“The organisms [i.e., the computational sequences in phase space] are subjected to rounds of selection and mutation. First, the number of mistakes made by each organism in the population is determined. Then the half of the population making the least mistakes is allowed to replicate by having their genomes replace (‘kill’) the ones making more mistakes. (To preserve diversity, no eplacement takes place if they are equal.) At every generation, each organism is subjected to one random point mutation in which the original base is obtained one-quarter of the time.”[8]

Within this crucial paragraph, the crucial sentence is: “The number of mistakes made by each organism in the population is determined.” Who or what determines the number of mistakes? Clearly, Schneider had to program any such determination of number of mistakes into his simulation. Moreover, the determination of number of mistakes is the key defining feature of his fitness function, for which optimal fitness corresponds to minimal number of mistakes.

Readers of Richard Dawkins’s The Blind Watchmaker have seen all this before, to wit, in Richard Dawkins’s “Methinks It Is like a Weasel” simulation. To be sure, Schneider’s simulation is more subtle. But the parallels are unmistakable. Like Dawkins’s simulation, Schneider’s simulation starts with a randomly given “genome” and requires no further intervention. Unlike Dawkins’s simulation, Schneider’s does not identify an explicitly given target sequence. Even so, it identifies target sequences implicitly through the choice of fitness function. Moreover, by tying fitness to number of mistakes, Schneider guarantees that the gradients of his fitness function rise gradually and thus that his evolutionary algorithm converges in short order to an optimal computational sequence (optimality being defined in relation to his fitness function). Although once the algorithm starts running, there is no intervention on the part of the investigator.  It is not the case that Schneider didn’t intervene crucially in structuring the fitness function. He did, and this is where he smuggled in the complex specified information that he claimed to obtain from scratch.

Schneider’s choice of fitness function is the most obvious place where he smuggles in complex specified information. But there are others. In the Nucleic Acids Research article we’ve been discussing, he does not list the source code for the program underlying his simulation. For that code, he refers readers to the relevant web address. The source code is revealing and shows that Schneider had to do a lot of fine-tuning to his evolutionary algorithm to make his simulation come out right. For instance, in the crucial paragraph from his article that I quoted above, Schneider remarks parenthetically: “To preserve diversity [of organisms], no replacement takes place if [the number of mistakes is] equal.” Schneider’s Pascal source code reveals why: “SPECIAL RULE: if the bugs have the same number of mistakes, reproduction (by replacement) does not take place. This ensures that the quicksort algorithm does not affect who takes over the population. [1988 October 26] Without this, the population quickly is taken over and evolution is extremely slow!”[9] Schneider is here fine-tuning his evolutionary algorithm to obtain the results he wants. All such fine-tuning amounts to investigator interference smuggling in complex specified information.
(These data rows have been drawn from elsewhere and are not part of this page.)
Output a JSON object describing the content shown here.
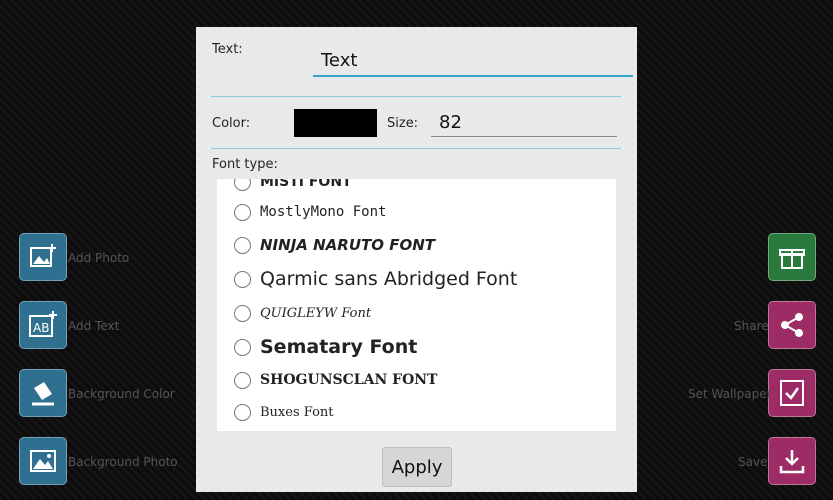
{
  "left_actions": [
    {
      "label": "Add Photo",
      "icon": "image-plus-icon"
    },
    {
      "label": "Add Text",
      "icon": "text-ab-plus-icon"
    },
    {
      "label": "Background Color",
      "icon": "paint-bucket-icon"
    },
    {
      "label": "Background Photo",
      "icon": "landscape-icon"
    }
  ],
  "right_actions": [
    {
      "label": "",
      "icon": "gift-box-icon"
    },
    {
      "label": "Share",
      "icon": "share-icon"
    },
    {
      "label": "Set Wallpaper",
      "icon": "wallpaper-check-icon"
    },
    {
      "label": "Save",
      "icon": "download-icon"
    }
  ],
  "dialog": {
    "text_label": "Text:",
    "text_value": "Text",
    "color_label": "Color:",
    "color_value": "#000000",
    "size_label": "Size:",
    "size_value": "82",
    "font_type_label": "Font type:",
    "fonts": [
      "MISTI FONT",
      "MostlyMono Font",
      "NINJA NARUTO FONT",
      "Qarmic sans Abridged Font",
      "QUIGLEYW Font",
      "Sematary Font",
      "SHOGUNSCLAN FONT",
      "Buxes Font"
    ],
    "apply_label": "Apply"
  },
  "colors": {
    "accent": "#33a5c8",
    "left_button": "#2f6f8f",
    "right_green": "#2b7a3d",
    "right_pink": "#9c2b66"
  }
}
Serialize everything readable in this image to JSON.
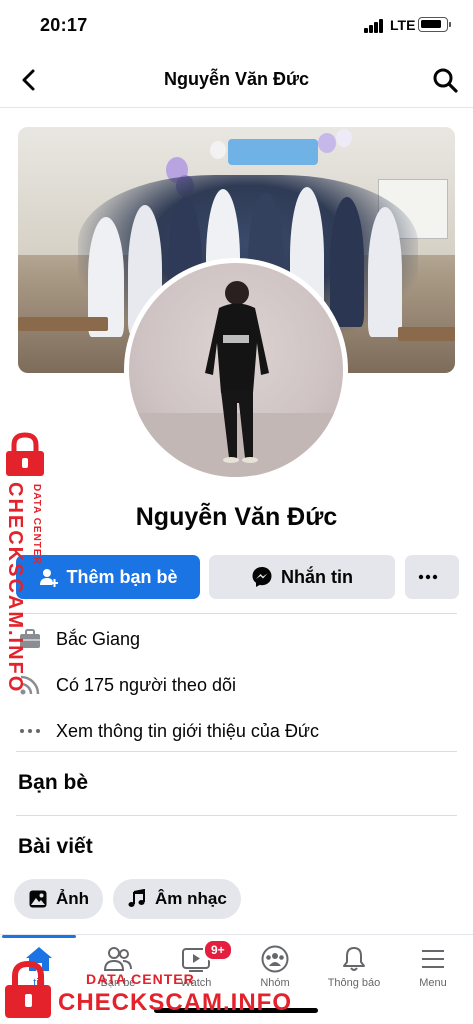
{
  "status_bar": {
    "time": "20:17",
    "network": "LTE"
  },
  "header": {
    "title": "Nguyễn Văn Đức"
  },
  "profile": {
    "name": "Nguyễn Văn Đức"
  },
  "actions": {
    "add_friend_label": "Thêm bạn bè",
    "message_label": "Nhắn tin",
    "more_label": "···"
  },
  "info": {
    "location": "Bắc Giang",
    "followers": "Có 175 người theo dõi",
    "about_link": "Xem thông tin giới thiệu của Đức"
  },
  "sections": {
    "friends": "Bạn bè",
    "posts": "Bài viết"
  },
  "chips": [
    {
      "label": "Ảnh",
      "icon": "photo-icon"
    },
    {
      "label": "Âm nhạc",
      "icon": "music-note-icon"
    }
  ],
  "tabbar": {
    "items": [
      {
        "label": "tin",
        "icon": "home-icon",
        "active": true
      },
      {
        "label": "Bạn bè",
        "icon": "friends-icon"
      },
      {
        "label": "Watch",
        "icon": "watch-icon",
        "badge": "9+"
      },
      {
        "label": "Nhóm",
        "icon": "groups-icon"
      },
      {
        "label": "Thông báo",
        "icon": "bell-icon"
      },
      {
        "label": "Menu",
        "icon": "menu-icon"
      }
    ]
  },
  "watermark": {
    "brand": "CHECKSCAM.INFO",
    "tagline": "DATA CENTER"
  },
  "colors": {
    "accent": "#1b74e4",
    "badge": "#e41e3f",
    "watermark": "#e3222b"
  }
}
[1] Michael Polanyi and Harry Prosch, Meaning (Chicago: University of Chicago Press, 1975), pp. 162-163.


[3] Thomas D. Schneider, “Evolution of Biological Information,” Nucleic Acids Research 28(14) (2000): 2794-2799.

[4] Ibid., p. 2794.

[5] Ibid., p. 2796.

[6] Ibid.

[7] Ibid., p. 2797.

[8] Ibid. p. 2795.